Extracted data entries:
------------------------------

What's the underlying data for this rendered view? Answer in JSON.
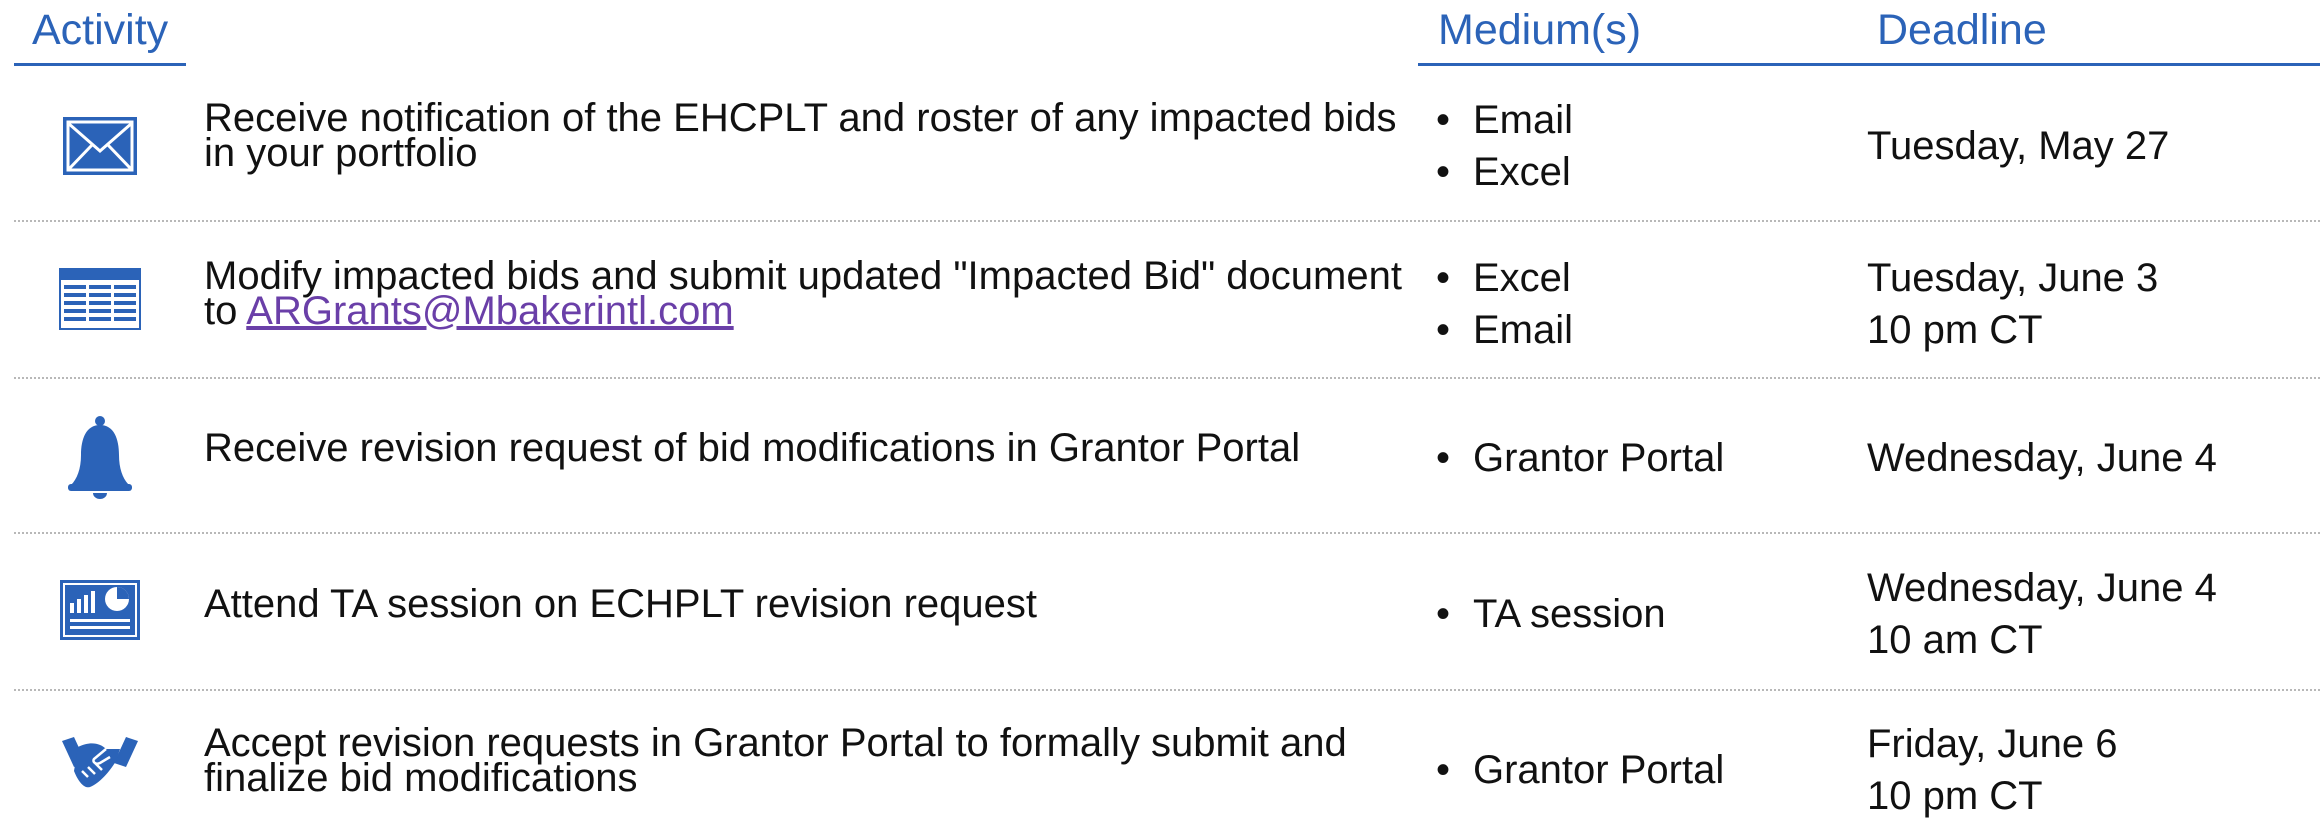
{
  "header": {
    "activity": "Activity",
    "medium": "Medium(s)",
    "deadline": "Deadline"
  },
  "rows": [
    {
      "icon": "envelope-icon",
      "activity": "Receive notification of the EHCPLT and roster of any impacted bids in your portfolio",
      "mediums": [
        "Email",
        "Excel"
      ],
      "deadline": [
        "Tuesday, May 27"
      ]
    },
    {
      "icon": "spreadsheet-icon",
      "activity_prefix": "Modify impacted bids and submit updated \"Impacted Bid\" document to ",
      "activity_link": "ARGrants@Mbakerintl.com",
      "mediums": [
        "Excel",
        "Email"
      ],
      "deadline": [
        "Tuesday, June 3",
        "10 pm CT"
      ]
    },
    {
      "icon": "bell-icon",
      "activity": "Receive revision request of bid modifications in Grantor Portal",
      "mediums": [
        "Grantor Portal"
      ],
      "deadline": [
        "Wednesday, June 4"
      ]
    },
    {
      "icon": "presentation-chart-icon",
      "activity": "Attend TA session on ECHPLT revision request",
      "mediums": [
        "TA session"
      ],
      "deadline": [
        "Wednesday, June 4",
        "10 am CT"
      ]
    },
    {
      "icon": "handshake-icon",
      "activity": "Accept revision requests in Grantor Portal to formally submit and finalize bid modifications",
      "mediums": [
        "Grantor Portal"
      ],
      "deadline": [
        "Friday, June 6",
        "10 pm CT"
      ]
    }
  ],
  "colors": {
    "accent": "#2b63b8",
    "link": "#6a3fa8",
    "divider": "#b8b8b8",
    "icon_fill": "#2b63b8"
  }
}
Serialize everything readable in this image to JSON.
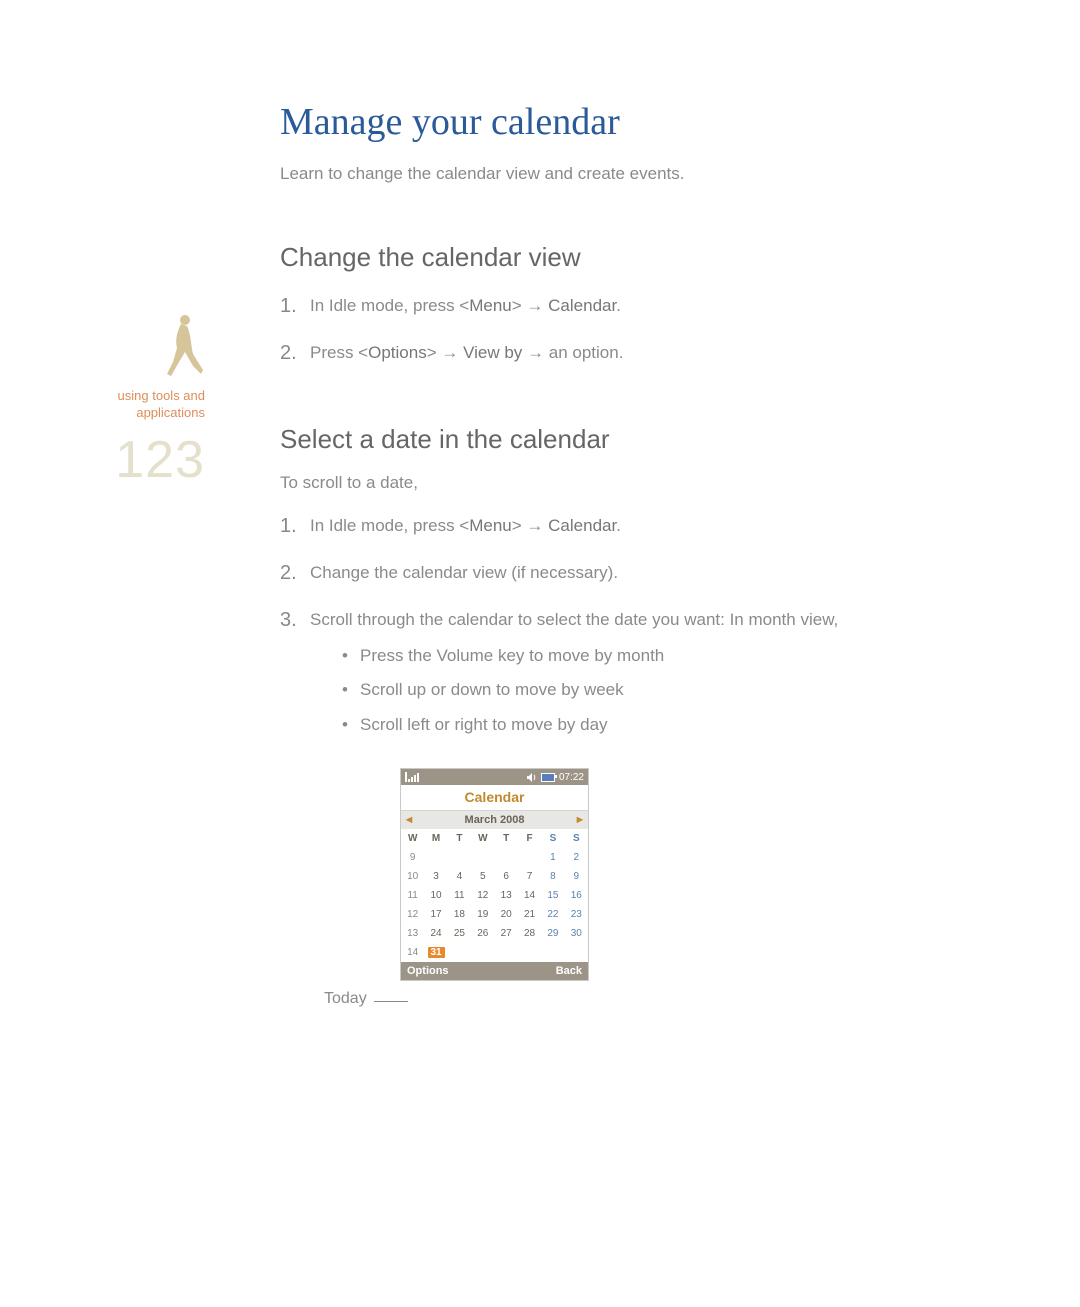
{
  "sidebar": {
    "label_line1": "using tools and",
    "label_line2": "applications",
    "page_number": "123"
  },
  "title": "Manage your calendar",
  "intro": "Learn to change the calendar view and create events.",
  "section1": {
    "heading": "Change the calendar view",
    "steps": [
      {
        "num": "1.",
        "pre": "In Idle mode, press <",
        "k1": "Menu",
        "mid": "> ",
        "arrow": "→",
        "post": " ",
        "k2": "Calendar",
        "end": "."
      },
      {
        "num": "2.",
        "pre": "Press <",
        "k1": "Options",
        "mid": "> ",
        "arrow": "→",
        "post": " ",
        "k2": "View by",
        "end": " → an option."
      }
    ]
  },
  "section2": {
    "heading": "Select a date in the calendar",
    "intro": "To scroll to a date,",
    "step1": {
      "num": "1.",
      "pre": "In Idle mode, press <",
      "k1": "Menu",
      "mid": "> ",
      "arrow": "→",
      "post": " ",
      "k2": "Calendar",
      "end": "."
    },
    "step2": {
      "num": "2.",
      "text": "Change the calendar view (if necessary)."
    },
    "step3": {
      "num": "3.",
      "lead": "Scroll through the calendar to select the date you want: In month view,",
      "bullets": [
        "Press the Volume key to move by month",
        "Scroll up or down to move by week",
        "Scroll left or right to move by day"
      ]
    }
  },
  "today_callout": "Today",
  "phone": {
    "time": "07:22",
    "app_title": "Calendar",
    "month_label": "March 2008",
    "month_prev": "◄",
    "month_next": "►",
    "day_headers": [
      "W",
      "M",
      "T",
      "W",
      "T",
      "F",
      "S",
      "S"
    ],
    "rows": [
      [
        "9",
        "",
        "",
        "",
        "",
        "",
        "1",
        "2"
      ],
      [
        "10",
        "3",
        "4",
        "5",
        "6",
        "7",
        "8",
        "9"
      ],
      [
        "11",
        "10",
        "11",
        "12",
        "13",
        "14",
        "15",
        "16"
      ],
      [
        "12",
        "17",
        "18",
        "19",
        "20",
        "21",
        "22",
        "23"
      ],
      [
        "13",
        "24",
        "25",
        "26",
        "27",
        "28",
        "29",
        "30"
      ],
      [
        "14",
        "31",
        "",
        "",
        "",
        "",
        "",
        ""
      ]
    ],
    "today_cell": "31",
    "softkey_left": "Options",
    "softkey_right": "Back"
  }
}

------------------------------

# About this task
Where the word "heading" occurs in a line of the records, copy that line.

# Solution
    "heading": "Change the calendar view",
    "heading": "Select a date in the calendar",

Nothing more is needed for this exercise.